In this movie, Clair de Lune seems to be acting as a kind of symbol of Edward and Bella’s soulmate status. According to the story, Edward would have been a very young human when Debussy finished composing the piece, so the piece seems to represent his past human life. But Bella (a current human) also loves the piece and as the two experience it together,Edward’s past human life is connected with Bella’s present one. The fact that they start dancing to it makes this “soulmate” message even stronger. Of course, then Bella says she can’t dance and Edward calls her a spider monkey (wut) and they caper through the woods together with his superhuman speed, but that moment with Clair de Lune is sweet and powerful, at least the way I see it.
P.S. Clair de Lune is also mentioned in the Twilight book, which brings up another potential consideration: how does the song contribute to meaning in fiction? (See Clair de Lune: Music From “All the Light We Cannot See” for another example.)
While Clair de Lune seems to give off peaceful and righteous vibes in Ocean’s Eleven, it gives off more supernatural/soulmate vibes in Twilight. Just based on context!! I think it’s awesome that music can be so versatile and powerful.

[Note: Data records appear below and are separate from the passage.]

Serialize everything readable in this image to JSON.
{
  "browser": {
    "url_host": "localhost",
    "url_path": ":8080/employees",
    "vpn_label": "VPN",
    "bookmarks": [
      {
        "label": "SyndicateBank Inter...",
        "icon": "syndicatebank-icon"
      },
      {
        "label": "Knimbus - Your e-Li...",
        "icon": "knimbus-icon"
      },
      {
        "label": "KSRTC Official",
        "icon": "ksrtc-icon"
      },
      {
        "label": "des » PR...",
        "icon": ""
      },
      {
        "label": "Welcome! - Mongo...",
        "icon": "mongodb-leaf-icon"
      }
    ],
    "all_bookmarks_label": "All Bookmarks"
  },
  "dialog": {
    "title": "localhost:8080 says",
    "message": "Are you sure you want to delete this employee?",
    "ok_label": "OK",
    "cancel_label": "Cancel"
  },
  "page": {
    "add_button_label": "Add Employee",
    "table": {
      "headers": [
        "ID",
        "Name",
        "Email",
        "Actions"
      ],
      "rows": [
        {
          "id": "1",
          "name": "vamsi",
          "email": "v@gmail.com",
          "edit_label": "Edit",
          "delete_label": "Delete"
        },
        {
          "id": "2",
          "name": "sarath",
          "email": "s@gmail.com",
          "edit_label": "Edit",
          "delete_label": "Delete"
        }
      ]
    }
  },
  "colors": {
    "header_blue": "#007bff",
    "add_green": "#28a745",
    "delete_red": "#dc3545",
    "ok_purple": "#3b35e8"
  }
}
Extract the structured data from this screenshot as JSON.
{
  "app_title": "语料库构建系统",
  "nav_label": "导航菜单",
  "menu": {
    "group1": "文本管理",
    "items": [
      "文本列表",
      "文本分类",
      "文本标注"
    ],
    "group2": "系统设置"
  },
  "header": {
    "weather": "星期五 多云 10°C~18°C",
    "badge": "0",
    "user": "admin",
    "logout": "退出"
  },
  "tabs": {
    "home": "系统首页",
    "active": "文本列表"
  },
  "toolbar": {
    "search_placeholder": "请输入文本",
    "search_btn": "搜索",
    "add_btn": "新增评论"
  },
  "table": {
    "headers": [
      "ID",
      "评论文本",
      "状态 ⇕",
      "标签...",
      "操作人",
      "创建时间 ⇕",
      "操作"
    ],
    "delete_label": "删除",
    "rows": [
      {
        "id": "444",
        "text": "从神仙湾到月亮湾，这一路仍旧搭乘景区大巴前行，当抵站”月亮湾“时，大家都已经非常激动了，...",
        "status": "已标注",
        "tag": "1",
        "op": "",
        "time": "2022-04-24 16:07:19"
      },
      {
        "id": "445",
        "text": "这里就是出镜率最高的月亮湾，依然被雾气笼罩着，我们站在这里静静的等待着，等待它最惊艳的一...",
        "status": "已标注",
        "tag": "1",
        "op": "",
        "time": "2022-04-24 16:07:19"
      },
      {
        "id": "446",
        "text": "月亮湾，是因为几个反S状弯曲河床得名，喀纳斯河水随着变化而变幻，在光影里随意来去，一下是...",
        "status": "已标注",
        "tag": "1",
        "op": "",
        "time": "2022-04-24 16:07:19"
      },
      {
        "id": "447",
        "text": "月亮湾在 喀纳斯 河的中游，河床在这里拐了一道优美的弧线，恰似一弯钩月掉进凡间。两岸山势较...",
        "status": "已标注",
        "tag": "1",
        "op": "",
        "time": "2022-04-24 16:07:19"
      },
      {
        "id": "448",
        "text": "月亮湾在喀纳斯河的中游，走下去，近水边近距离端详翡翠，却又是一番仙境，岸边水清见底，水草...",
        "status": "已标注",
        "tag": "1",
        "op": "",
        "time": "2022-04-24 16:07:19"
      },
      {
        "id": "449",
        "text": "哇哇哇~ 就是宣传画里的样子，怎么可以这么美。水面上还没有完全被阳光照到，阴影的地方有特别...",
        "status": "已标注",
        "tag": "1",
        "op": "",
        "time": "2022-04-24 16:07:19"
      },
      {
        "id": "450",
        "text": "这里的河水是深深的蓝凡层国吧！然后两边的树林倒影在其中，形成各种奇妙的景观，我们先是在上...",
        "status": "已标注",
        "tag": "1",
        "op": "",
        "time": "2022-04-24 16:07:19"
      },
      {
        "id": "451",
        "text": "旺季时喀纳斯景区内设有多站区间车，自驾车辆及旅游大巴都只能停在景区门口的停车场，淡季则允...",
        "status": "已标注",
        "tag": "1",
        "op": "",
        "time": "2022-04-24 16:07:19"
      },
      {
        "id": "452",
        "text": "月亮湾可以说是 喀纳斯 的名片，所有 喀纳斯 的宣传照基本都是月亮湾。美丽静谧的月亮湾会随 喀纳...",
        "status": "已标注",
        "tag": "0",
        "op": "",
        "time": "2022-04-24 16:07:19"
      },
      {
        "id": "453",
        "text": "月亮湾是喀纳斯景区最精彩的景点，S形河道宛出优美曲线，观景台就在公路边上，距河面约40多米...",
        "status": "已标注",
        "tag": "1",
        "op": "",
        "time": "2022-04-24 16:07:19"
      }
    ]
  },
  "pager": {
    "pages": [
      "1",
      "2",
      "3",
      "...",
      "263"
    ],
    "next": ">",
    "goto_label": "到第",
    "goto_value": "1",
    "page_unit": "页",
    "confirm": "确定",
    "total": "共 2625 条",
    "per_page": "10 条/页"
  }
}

There are of course many more movies and I’m sure TV shows, commercials, etc. that use the same piece. So please let me know in the comments if you’ve seen any of them! I’d also love to hear your thoughts on music’s versatility or anything else related to this post. Do you think there’s some core meaning of the music that will always be there no matter what movie it appears in? Or do you think the meaning is super subjective based on the context?? Let me know!